China: Beijing. Xiāngshān Gōngyuán (香山公园 – Fragrant Hills Park. )
It’s been a while since I last posted a travel post here. Actually, since I’ve been in Beijing, I haven’t gone on any trips outside of the city, so it was no surprise that I was quite eager to set out on my little adventure this morning. With Em away, and the whole day to myself, I decided to brave the Beijing transportation system (and my understand of it) and head out of the city to one of the local parks, Xiāngshān Gōngyuán (香山公园), or in English, Fragrant Hills Park. I mentioned earlier in the week that I had already been to many of the attractions in Beijing during previous trips here, however the park was a little further than I had
been before, so I was excited about seeing a new part of Beijing.
Fragrant Hills Park is a public park at the foot of the Western Mountains in the Haidian District, in the northwestern part of Beijing, China. It covers 1.6 km² (395 acres) and consists of a natural pine-cypress forest, hills with maple trees, smoke trees and persimmon trees, as well as landscaped areas with traditional architecture and cultural relics. The name derives from the park’s highest peak, Xianglu Feng (Incense Burner Peak), a 557 meters (1827 ft) hill with two large stones resembling incense burners at the top.
I was glad to see that not many people were out and about today in the park. One of my biggest fears about travelling here in Beijing is being stuck with thousands of other people at a place that is meant for peace and quiet, but with only a handful of people scattered around the park, at times it felt like I was the only one there, a rare feat here in Beijing.
The park itself was stunning, and have been told it’s even more stunning in autumn when the leaves start changing colour to reds and browns. I’ll have to keep that as a side note and come back here in October/November to witness it (and no doubt along with half the population of Beijing).
Of course I took my camera with me and took lots of photos. I’ve attached quite a few to the post, so please feel free to have a look, although I’ve decided not to give them all commentary. Transportation information and prices can be found below the photos.
Please click here to see the photos (for China residents, please you hidefap.com to view the flickr images – copy and paste the address into the site).

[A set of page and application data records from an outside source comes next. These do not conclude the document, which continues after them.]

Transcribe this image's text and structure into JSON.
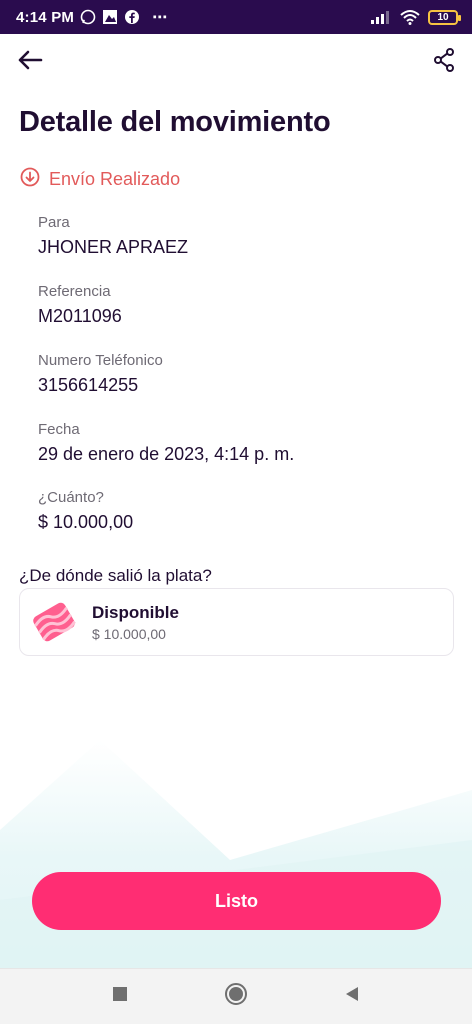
{
  "status_bar": {
    "time": "4:14 PM",
    "more": "⋯",
    "battery": "10"
  },
  "header": {
    "back_icon": "arrow-left-icon",
    "share_icon": "share-icon"
  },
  "page": {
    "title": "Detalle del movimiento",
    "status_icon": "arrow-down-circle-icon",
    "status_text": "Envío Realizado",
    "status_color": "#e25a5a"
  },
  "details": [
    {
      "label": "Para",
      "value": "JHONER APRAEZ"
    },
    {
      "label": "Referencia",
      "value": "M2011096"
    },
    {
      "label": "Numero Teléfonico",
      "value": "3156614255"
    },
    {
      "label": "Fecha",
      "value": "29 de enero de 2023, 4:14 p. m."
    },
    {
      "label": "¿Cuánto?",
      "value": "$ 10.000,00"
    }
  ],
  "source": {
    "title": "¿De dónde salió la plata?",
    "name": "Disponible",
    "amount": "$ 10.000,00",
    "icon": "pocket-icon"
  },
  "actions": {
    "done_label": "Listo",
    "accent_color": "#ff2d73"
  },
  "nav": {
    "recents_icon": "square-icon",
    "home_icon": "circle-icon",
    "back_icon": "triangle-back-icon"
  }
}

A gift from the U.S.S.R. – a coffin for Dr. Sun Yatsen.
This interesting tree is actually the site of three trees. The first tree died after a few centuries, and another one grew in the middle. That tree died after a few more centuries and a final tree now grows within that tree.
What a truly wonderful way to spend the first half of my day. Seeing as it was overcast, my photos came out well, and I didn’t have to deal with the heat one usually expects during the Beijing summer.
Transport; I took the subway to Beigongmen. Frome outside the subway station, I caught the 696 bus (from 北宫门) to Xiangshan (香山). You used to be able to catch the 634 bus, but it looks like it has been cancelled and joined with the 538 bus, which I took back to the subway station.
Rating: 7.5/10 A good, quiet place to go in Beijing. It took me about an hour and a half to get there from home, which wasn’t bad seeing as I live on the other side of the city. While there aren’t many activities, the hike to the mountain (which I didn’t do) is long, but not overly challenging.